The Minnesota Valley Action Council’s energy assistance program provides grants for heating and electric bills in south-central Minnesota’s nine counties. It serves about 7,000 households in a typical year.
With COVID still raging and January being the coldest month of the year, the nonprofit is trying to reach out to people who need the program for the first time.
They could include restaurant or gym workers who were laid off or experienced a reduction in work hours late last year, said Sheila Ous, program manager at MVAC.
“I think there are a lot of people who just don’t know about us, so that’s what we’re trying to do is get that word out,” she said.
Outreach is a challenge with the nonprofit’s offices closed during the pandemic. Staff members are instead walking people through the application process over the phone.
Eligibility guidelines depend on the size of households. An individual who earned less than $7,066 over the previous three months qualifies, as does a family of four earning less than $13,589 during the same period.
Using state and federal funding, MVAC acts as the area’s service provider for the program. The assistances ends up being a grant paid directly to the vendors providing energy or electricity.

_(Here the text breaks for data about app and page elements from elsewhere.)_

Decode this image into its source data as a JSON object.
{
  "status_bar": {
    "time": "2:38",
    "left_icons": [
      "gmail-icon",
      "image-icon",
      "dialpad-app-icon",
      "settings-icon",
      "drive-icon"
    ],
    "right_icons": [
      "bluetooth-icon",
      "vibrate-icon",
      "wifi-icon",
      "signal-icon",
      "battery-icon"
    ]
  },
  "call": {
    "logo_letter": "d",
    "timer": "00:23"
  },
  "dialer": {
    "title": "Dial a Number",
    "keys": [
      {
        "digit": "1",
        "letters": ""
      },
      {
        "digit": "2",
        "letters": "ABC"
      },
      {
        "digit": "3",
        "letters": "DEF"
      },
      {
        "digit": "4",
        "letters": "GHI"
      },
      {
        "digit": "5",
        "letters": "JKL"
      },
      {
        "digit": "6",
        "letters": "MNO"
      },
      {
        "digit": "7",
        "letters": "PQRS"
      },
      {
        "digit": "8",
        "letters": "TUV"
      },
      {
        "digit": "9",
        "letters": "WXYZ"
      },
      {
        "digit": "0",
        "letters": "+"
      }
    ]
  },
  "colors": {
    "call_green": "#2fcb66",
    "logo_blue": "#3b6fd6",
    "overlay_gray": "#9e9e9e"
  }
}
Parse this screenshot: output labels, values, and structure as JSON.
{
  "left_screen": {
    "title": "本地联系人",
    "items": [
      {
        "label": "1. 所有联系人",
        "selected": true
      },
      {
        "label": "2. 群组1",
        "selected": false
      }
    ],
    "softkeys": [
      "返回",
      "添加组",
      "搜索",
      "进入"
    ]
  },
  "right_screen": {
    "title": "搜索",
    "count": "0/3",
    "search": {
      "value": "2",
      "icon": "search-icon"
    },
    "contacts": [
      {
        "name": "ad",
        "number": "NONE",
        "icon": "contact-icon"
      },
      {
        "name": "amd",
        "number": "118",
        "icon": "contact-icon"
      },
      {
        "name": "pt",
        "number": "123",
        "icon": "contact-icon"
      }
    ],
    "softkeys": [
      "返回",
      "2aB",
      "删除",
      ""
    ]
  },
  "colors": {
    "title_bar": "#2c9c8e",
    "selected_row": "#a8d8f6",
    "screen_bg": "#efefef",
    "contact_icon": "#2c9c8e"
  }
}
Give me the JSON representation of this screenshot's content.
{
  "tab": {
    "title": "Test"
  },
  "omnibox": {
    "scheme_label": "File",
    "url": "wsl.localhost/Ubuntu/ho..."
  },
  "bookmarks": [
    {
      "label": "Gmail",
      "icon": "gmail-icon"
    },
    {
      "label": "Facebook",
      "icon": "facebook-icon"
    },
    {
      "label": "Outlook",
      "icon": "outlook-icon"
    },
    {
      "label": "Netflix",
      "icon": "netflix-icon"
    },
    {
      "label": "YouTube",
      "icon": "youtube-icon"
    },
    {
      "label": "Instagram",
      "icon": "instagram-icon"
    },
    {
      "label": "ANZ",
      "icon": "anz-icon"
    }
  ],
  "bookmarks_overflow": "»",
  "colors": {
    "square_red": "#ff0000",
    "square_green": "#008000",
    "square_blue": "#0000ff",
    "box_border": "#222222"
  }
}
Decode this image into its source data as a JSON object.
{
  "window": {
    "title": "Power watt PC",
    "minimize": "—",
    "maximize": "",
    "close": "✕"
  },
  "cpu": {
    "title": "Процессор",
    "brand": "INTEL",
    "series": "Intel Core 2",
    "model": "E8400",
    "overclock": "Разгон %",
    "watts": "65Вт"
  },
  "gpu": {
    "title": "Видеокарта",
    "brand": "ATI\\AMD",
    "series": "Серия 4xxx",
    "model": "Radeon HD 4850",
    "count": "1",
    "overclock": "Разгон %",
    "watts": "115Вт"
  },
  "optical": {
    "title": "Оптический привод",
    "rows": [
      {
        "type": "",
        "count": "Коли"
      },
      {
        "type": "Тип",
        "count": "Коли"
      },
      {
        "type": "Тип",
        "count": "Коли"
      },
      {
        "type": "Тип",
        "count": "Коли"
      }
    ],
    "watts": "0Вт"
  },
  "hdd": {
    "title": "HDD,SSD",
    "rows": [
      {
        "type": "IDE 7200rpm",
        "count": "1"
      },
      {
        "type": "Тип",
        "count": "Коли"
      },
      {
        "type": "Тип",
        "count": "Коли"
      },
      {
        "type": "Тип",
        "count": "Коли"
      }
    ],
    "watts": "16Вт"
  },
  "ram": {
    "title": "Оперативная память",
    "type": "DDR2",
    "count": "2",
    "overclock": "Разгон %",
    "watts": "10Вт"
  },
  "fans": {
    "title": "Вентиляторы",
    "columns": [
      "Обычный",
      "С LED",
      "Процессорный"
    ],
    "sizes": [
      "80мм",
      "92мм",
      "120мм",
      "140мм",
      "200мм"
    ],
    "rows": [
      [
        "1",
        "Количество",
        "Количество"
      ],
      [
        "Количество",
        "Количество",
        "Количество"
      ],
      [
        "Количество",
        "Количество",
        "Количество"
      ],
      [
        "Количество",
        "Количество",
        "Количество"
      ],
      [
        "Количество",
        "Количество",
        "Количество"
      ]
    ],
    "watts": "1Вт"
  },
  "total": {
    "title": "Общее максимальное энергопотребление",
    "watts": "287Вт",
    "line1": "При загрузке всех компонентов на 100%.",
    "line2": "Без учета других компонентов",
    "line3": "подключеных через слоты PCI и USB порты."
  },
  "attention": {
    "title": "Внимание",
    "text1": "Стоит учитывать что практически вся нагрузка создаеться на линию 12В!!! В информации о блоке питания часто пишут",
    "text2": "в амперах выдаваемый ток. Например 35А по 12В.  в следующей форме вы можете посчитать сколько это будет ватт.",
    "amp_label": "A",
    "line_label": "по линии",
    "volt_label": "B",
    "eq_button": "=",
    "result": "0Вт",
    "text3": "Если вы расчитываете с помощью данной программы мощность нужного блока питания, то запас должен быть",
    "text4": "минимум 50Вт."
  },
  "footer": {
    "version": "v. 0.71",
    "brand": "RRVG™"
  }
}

“It helps defray some of those energy costs and that would free up money for other expenses,” Ous said.
The nonprofit received about 4,500 applications since it opened up in October. It’s a surprisingly low number so far, Ous said, adding that she expects it to rise as more new people learn about it.
Beyond assisting with energy bills, the program also helped replace or repair 61 furnaces totaling about $85,000. For heat grants alone, it awarded $1.6 million to area residents so far.
The program received a $106 million boost from the federal government in November. The state’s temporary commissioner at the Department of Commerce, which works with MVAC and 28 other service providers to administer the program, encouraged Minnesotans to see if they qualify for the program.
“Heating your home is a necessity in Minnesota, and no one’s health or safety should be at risk because they cannot afford to stay warm,” stated temporary Commissioner Grace Arnold in announcing the additional funding.
This month is about the peak time for the program, although the milder winter so far might be keeping energy costs lower than usual. Ous said she expects there to be more need for energy assistance until the annual program ends in May.
“It’s not a new program by any means, but I think it’s going to be new to some folks who have never used the program or needed it in the past,” she said. “Due to COVID they find themselves in a difficult situation.”
For more information on the energy assistance program, call MVAC at 507-345-6822.